Review the Top 100 in 1980: there’s Shannon for girls; Sean, Shane, Shaun, and Shawn for boys, without counting names like Ashley or Joshua. The shh sound was no secret.
Only Joshua and Ashley are still holding on in 2012, and both are falling. Just like the long -a of Mason and Ava will someday feel dated, the once ahead-of-the-curve sh now bears the stamp of another era, though names like Shiloh can still sound fresh.
And yet Shayna has some advantages over, say, Sheila or even Shaylee.
First, unlike the former Top 100 Sheila, Shayna was never wildly popular. She charted from the 1970s through 2008, but never reached higher than the 300s. She could be a feminine form of Shane, a name that first caught on after the 1953 Western flick. Or she could be a cousin for Hailey and Kayla. Invented name Shayla still ranks in the US Top 1000.
But perhaps her greatest strength is her meaning. Shayna comes from the Yiddish word for beautiful, just like Jolie or Bella derive from the French and Italian equivalents.
You’ll find Shayna listed as Hebrew, but that’s not so. She’s Yiddish, and Yiddish is a younger language – it is first recorded in the tenth century – and Germanic in origin. The German word schön – beautiful – gives some hint to Shayna’s roots. The vowel sound in schön isn’t quite the long -ay of Shayna, but comes close.
Yiddish faded in Western Europe while it continued to thrive in the East. Perhaps that’s why we can find Shayna equivalents in Polish and Russian, but she’s seldom heard in, say, France.
I found a lovely name story on a blog called Rabbi in the Middle of America. (Nebraska, to be exact.) His Zoey Shayna is named after a Polish-born grandmother called Chaya Shayndle, confirming that the name was in use in the early twentieth century.
There’s also A Shayna Maidel – a pretty girl – the work of playwright Barbara Lebow, a drama about Holocaust survivors, originally performed in the 1980s, then adapted for television in 1992. The title was changed to Miss Rose White for the television version, or perhaps Shayna would have gotten an even bigger boost. Herman Wouk gave the name to one of his characters in The Hope, too.
Unlike Hadassah or Tzeitel, Shayna has a history of use outside of Jewish families. In fact, her sound makes her an easy export, a great option for parents seeking a name that can honor their heritage without sounding out of step with modern appellations. Variant spelling Shana would cause pronunciation challenges, but Shaina is another possibility.
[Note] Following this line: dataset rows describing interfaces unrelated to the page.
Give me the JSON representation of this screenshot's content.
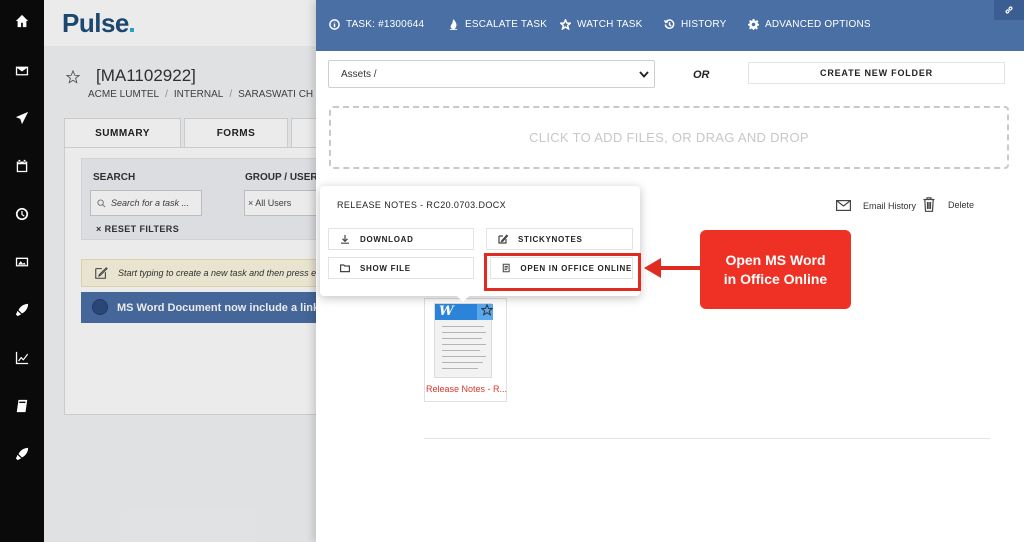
{
  "app": {
    "logo": "Pulse"
  },
  "nav": [
    {
      "name": "home-icon"
    },
    {
      "name": "mail-icon"
    },
    {
      "name": "send-icon"
    },
    {
      "name": "calendar-icon"
    },
    {
      "name": "clock-icon"
    },
    {
      "name": "image-icon"
    },
    {
      "name": "rocket-icon"
    },
    {
      "name": "chart-icon"
    },
    {
      "name": "book-icon"
    },
    {
      "name": "launch-icon"
    }
  ],
  "task": {
    "code": "[MA1102922]",
    "crumbs": [
      "ACME LUMTEL",
      "INTERNAL",
      "SARASWATI CH"
    ]
  },
  "tabs": [
    "SUMMARY",
    "FORMS"
  ],
  "filters": {
    "search_label": "SEARCH",
    "search_placeholder": "Search for a task ...",
    "group_label": "GROUP / USER",
    "group_value": "× All Users",
    "reset": "RESET FILTERS"
  },
  "hint": "Start typing to create a new task and then press er",
  "notice": "MS Word Document now include a link",
  "panel": {
    "header": {
      "task_id": "TASK: #1300644",
      "escalate": "ESCALATE TASK",
      "watch": "WATCH TASK",
      "history": "HISTORY",
      "advanced": "ADVANCED OPTIONS"
    },
    "folder_select": "Assets /",
    "or": "OR",
    "create_folder": "CREATE NEW FOLDER",
    "dropzone": "CLICK TO ADD FILES, OR DRAG AND DROP",
    "email_history": "Email History",
    "delete": "Delete",
    "file_name": "Release Notes - R..."
  },
  "popup": {
    "title": "RELEASE NOTES - RC20.0703.DOCX",
    "download": "DOWNLOAD",
    "stickynotes": "STICKYNOTES",
    "show_file": "SHOW FILE",
    "open_online": "OPEN IN OFFICE ONLINE"
  },
  "annotation": {
    "line1": "Open MS Word",
    "line2": "in Office Online"
  },
  "colors": {
    "header_blue": "#4a6fa5",
    "annotation_red": "#ee3124",
    "file_name_red": "#d9362b"
  }
}
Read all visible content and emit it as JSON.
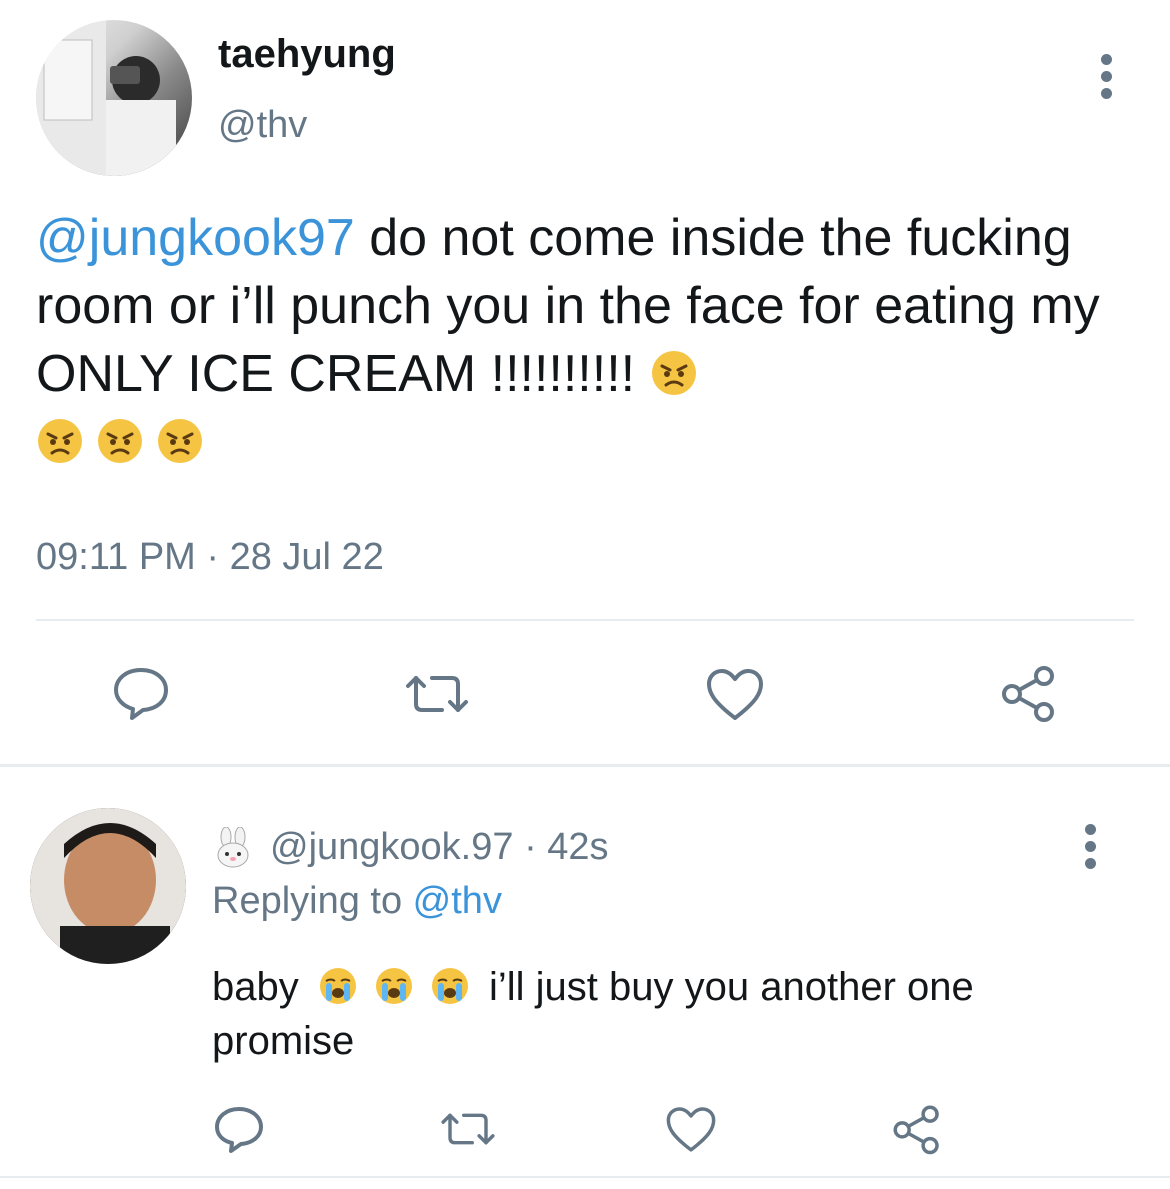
{
  "tweet": {
    "display_name": "taehyung",
    "handle": "@thv",
    "mention": "@jungkook97",
    "text_line": " do not come inside the fucking room or i’ll punch you in the face for eating my ONLY ICE CREAM !!!!!!!!!! ",
    "timestamp": "09:11 PM · 28 Jul 22"
  },
  "reply": {
    "handle": "@jungkook.97 · 42s",
    "replying_prefix": "Replying to ",
    "replying_handle": "@thv",
    "text_start": "baby",
    "text_end": "  i’ll just buy you another one promise"
  },
  "colors": {
    "mention": "#3b94d9",
    "secondary": "#657786",
    "divider": "#e6ecf0"
  },
  "icons": [
    "more-icon",
    "reply-icon",
    "retweet-icon",
    "like-icon",
    "share-icon",
    "angry-emoji-icon",
    "crying-emoji-icon",
    "rabbit-emoji-icon"
  ]
}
There are plenty of 20-something and older Shaynas these days, some Jewish, but many not. Reviewing a list of Shaynas suggests that’s she quite portable. Her sound is slightly dated, but her meaning endures. It makes Shayna a viable option for parents seeking that elusive similar-but-different name.